In 2006, GIGABYTE was the first motherboard manufacturer to implement a higher quality, All-Solid capacitor design. In 2007, GIGABYTE further raised the bar with their Ultra Durable 2 design, which featured the highest quality components for the most durable, stable and lowest temperature platform. In addition to using All-Solid capacitors, GIGABTE was the first manufacturer to utilize more advanced components including Lower RDS(on) MOSFETs and Ferrite Core Chokes. While these more expensive components raised production costs, GIGABYTE felt the improved energy efficiency and lower operation temperatures brought about a large improvement in overall performance for our customers.

At this point, Gigabyte officially states that their original claims that Asus lied, that the P5K products don’t deliver as promised, and that Asus silently modified product specs on its website without changing actual hardware — are 100-percent accurate and true. Asus’ initial response, which promised to clarify information, still has not. No benchmarks, figures or comparison has been released by Asus at this point.
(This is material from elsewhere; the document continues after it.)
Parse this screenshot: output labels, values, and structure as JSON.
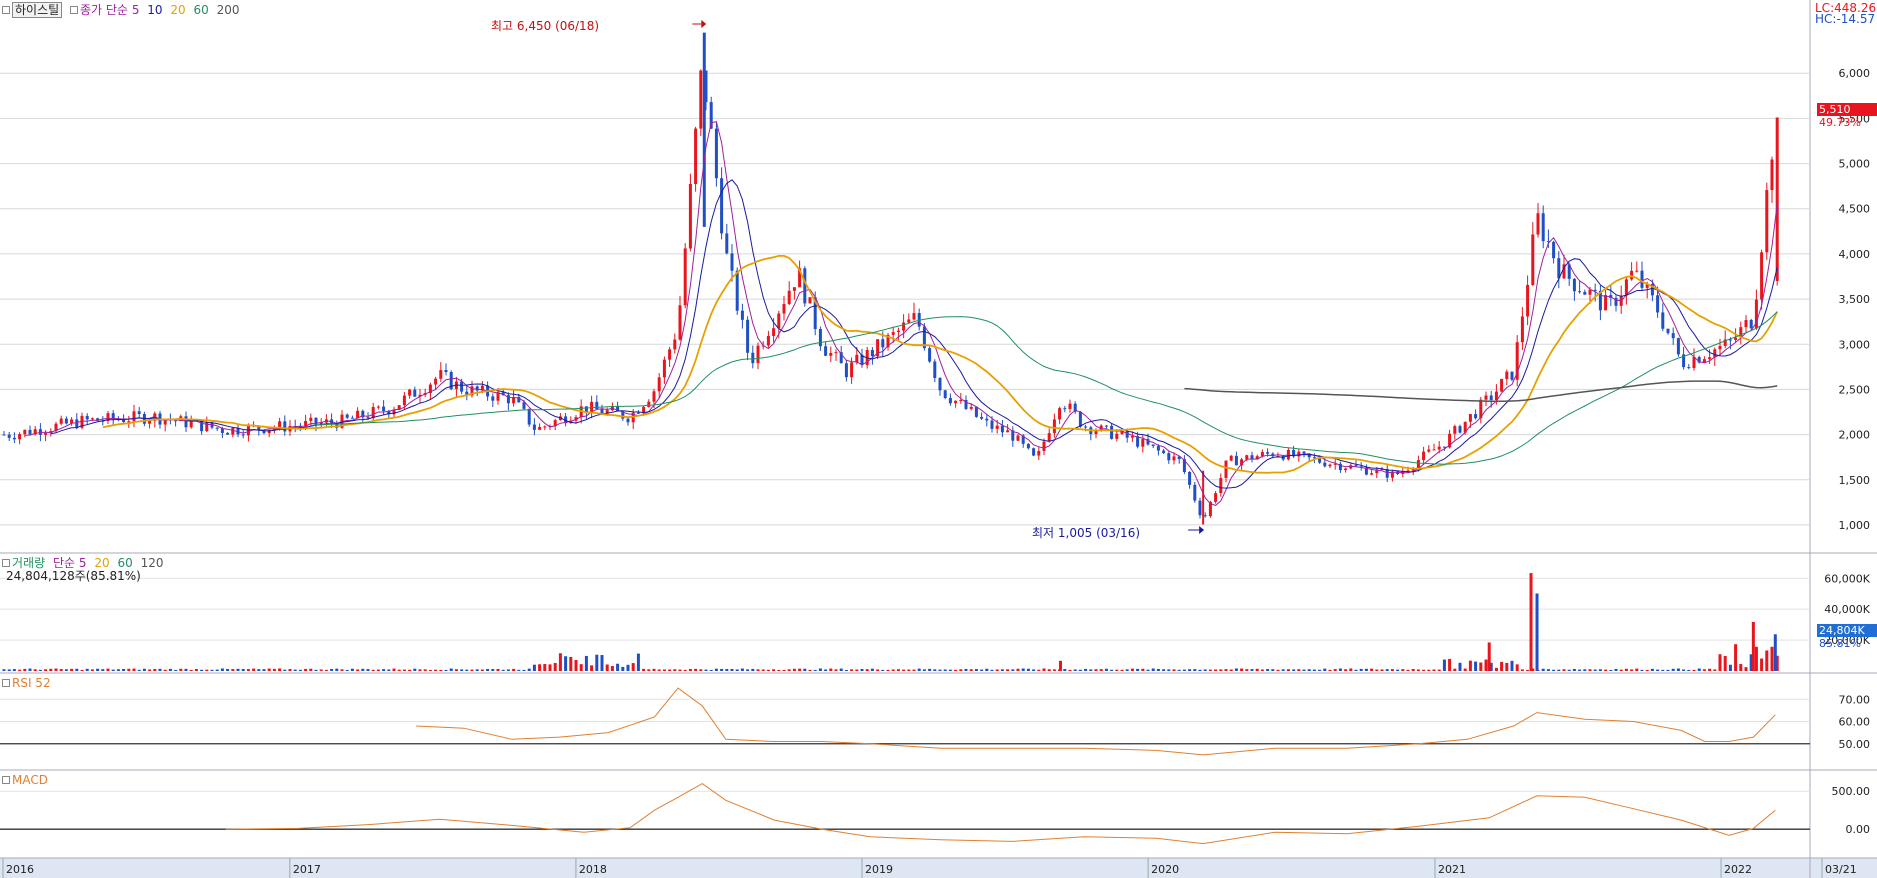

Tom’s Hardware will release its independent test results when complete.

  • mf_fm
    go Gigabyte!
    you tell them!

    its rather interesting, i actually might change my heart on Asus, from now on for mobo choice, i would consider Gigabyte over Asus for honesty reasons.
    Reply
  • JeanLuc
    Asus's response was little more then bluster, if Gigabyte are telling fibs why don't they prove them wrong with some live tests at a press conferance?
    Reply
  • ovaltineplease
    nothing like a good cat fight =)
    Reply
  • lopopo
    I have been a Asus fan for many years but this is the type of thing that could tip the balance is Gigabytes favor in the mobo war (asus and gigabyte have the highest share of sales between them but Asus is slightly ahead).
    Reply
  • draxssab
    A least! the test we're all hoping for arrive finally to clarify this Mobo-maker's war.
    Reply
  • Wizwill
    I used to be a faithful ASUS mainboard user and booster. However, as their quality deteriorated, poor workmanship has taken them out of my equation. I had some small problems with Gigabyte poor documentation a few iterations back, but they are now my 1st choice (and one of the few mainboard makers still including the floppy drive interface), altho' the documentation still has some room for improvement.
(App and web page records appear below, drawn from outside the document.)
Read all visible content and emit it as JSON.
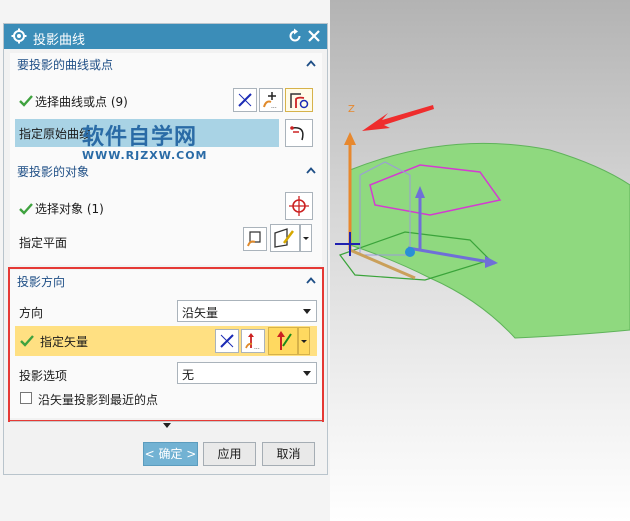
{
  "dialog": {
    "title": "投影曲线",
    "groups": {
      "curves": {
        "header": "要投影的曲线或点",
        "select_label": "选择曲线或点 (9)",
        "specify_origin_label": "指定原始曲线"
      },
      "objects": {
        "header": "要投影的对象",
        "select_label": "选择对象 (1)",
        "plane_label": "指定平面"
      },
      "direction": {
        "header": "投影方向",
        "direction_label": "方向",
        "direction_value": "沿矢量",
        "vector_label": "指定矢量",
        "option_label": "投影选项",
        "option_value": "无",
        "nearest_point_label": "沿矢量投影到最近的点",
        "nearest_point_checked": false
      }
    },
    "buttons": {
      "ok": "< 确定 >",
      "apply": "应用",
      "cancel": "取消"
    }
  },
  "watermark": {
    "title": "软件自学网",
    "url": "WWW.RJZXW.COM"
  },
  "viewport": {
    "axis_label_z": "Z"
  },
  "colors": {
    "titlebar": "#3b8db8",
    "header_text": "#1f4f86",
    "highlight_row": "#ffe082",
    "selection_field": "#a9d3e5",
    "frame_red": "#e53935",
    "surface_green": "#8fd97f",
    "check_green": "#3fa23f"
  }
}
    The only warning: Be sure your distributor supplies current-version GB boards. Our local supplier here in Pittsburgh stiffed me with a ver. 1 (only 4 USB ports) when I specifically ordered a ver. 2 on my last build.
    Reply
  • NateDawg80126
    My initial thoughts on Gigabyte were that they simply wanted to steal some of the lime light, but its obvious now that they really do have a good argument here. I am personally not a fan of bashing competitors to make yourself look better, but as an Asus user, this whole ordeal has made me change my mind about them, even with no bad experiences personally. Its sad that a company that once was great, has started to cut corners now that they have the biggest market share. My next build will not be with Asus, and I wont feel bad about saving money on a higher quality board either.
    Reply
  • waffle911
    This was begging for an independent test to begin with. Eliminating any likely bias from a test would make the claims more credible to both sides.
    Reply
  • royalcrown
    @ waffle911
    True, but if they claim hardware power savings (a chip) and it's really software power savings, that is a pretty damn big lie. It'll be some s### to see the review for sure.
    Reply
  • gigaenvy
    This story is full of shit.

    "In fact, Asus’ statement said it would go after anyone who would spread negative "rumors" about Asus and its products."

    Good luck in that venture ASUS. Your boards sucks - I hear that's the latest rumor with DoA's exceeding products that work.

    Soap Opera Tom's Hardware. Thanks for the drama.
    Reply